__TASK PROMPT__: Your task is to copy each line of the material that holds the word "label".

__DATA LISTING__:

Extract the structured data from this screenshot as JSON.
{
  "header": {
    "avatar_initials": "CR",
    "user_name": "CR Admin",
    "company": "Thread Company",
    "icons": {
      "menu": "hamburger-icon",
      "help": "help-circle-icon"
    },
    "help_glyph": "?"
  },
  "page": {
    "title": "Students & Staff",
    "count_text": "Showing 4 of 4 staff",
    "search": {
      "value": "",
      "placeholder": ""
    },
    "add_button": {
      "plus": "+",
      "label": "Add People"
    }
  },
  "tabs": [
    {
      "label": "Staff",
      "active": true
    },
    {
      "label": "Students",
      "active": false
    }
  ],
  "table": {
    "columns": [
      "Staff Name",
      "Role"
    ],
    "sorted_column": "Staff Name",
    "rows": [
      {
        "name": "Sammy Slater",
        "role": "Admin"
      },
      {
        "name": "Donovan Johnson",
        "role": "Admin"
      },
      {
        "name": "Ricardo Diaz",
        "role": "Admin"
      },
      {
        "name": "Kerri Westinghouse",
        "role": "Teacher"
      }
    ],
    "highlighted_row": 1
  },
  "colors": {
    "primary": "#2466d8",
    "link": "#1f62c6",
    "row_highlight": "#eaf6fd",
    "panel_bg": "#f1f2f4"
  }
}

__OUTPUT FOR THIS TASK__:
      "label": "Add People"
      "label": "Staff",
      "label": "Students",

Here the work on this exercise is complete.